**Data about app and page elements**

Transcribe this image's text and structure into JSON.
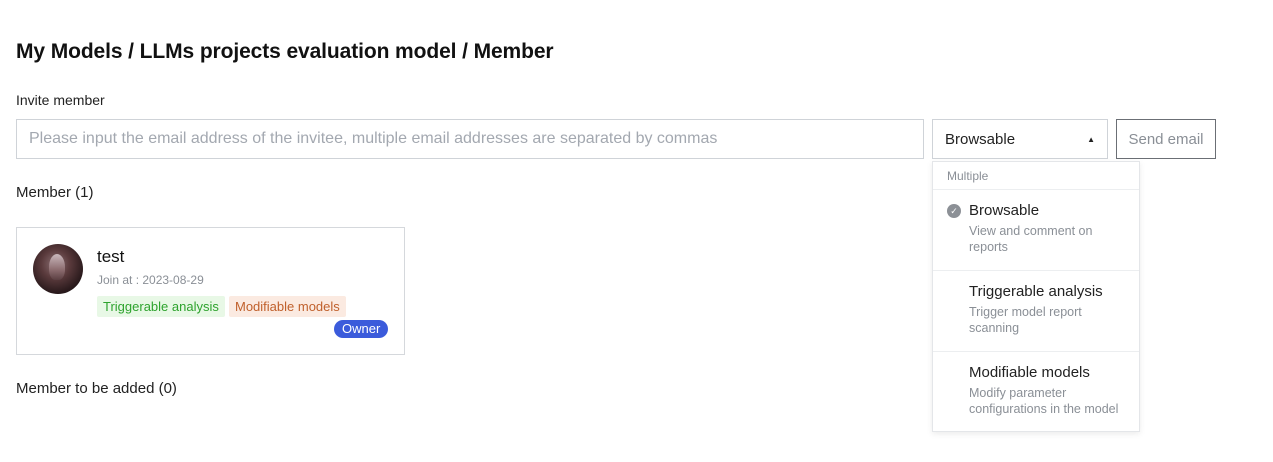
{
  "page": {
    "title": "My Models / LLMs projects evaluation model / Member"
  },
  "invite": {
    "label": "Invite member",
    "email_placeholder": "Please input the email address of the invitee, multiple email addresses are separated by commas",
    "email_value": "",
    "permission_selected": "Browsable",
    "send_label": "Send email"
  },
  "dropdown": {
    "header": "Multiple",
    "options": [
      {
        "title": "Browsable",
        "desc": "View and comment on reports",
        "checked": true
      },
      {
        "title": "Triggerable analysis",
        "desc": "Trigger model report scanning",
        "checked": false
      },
      {
        "title": "Modifiable models",
        "desc": "Modify parameter configurations in the model",
        "checked": false
      }
    ]
  },
  "members": {
    "heading": "Member (1)",
    "list": [
      {
        "name": "test",
        "join": "Join at : 2023-08-29",
        "tags": [
          "Triggerable analysis",
          "Modifiable models"
        ],
        "role": "Owner"
      }
    ]
  },
  "pending": {
    "heading": "Member to be added (0)"
  },
  "colors": {
    "tag_green_text": "#2ea32e",
    "tag_green_bg": "#e8f8e6",
    "tag_orange_text": "#c0602c",
    "tag_orange_bg": "#fbeae1",
    "owner_badge": "#3b5bdb"
  }
}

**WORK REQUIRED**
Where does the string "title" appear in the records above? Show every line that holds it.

**YOUR SOLUTION**
    "title": "My Models / LLMs projects evaluation model / Member"
        "title": "Browsable",
        "title": "Triggerable analysis",
        "title": "Modifiable models",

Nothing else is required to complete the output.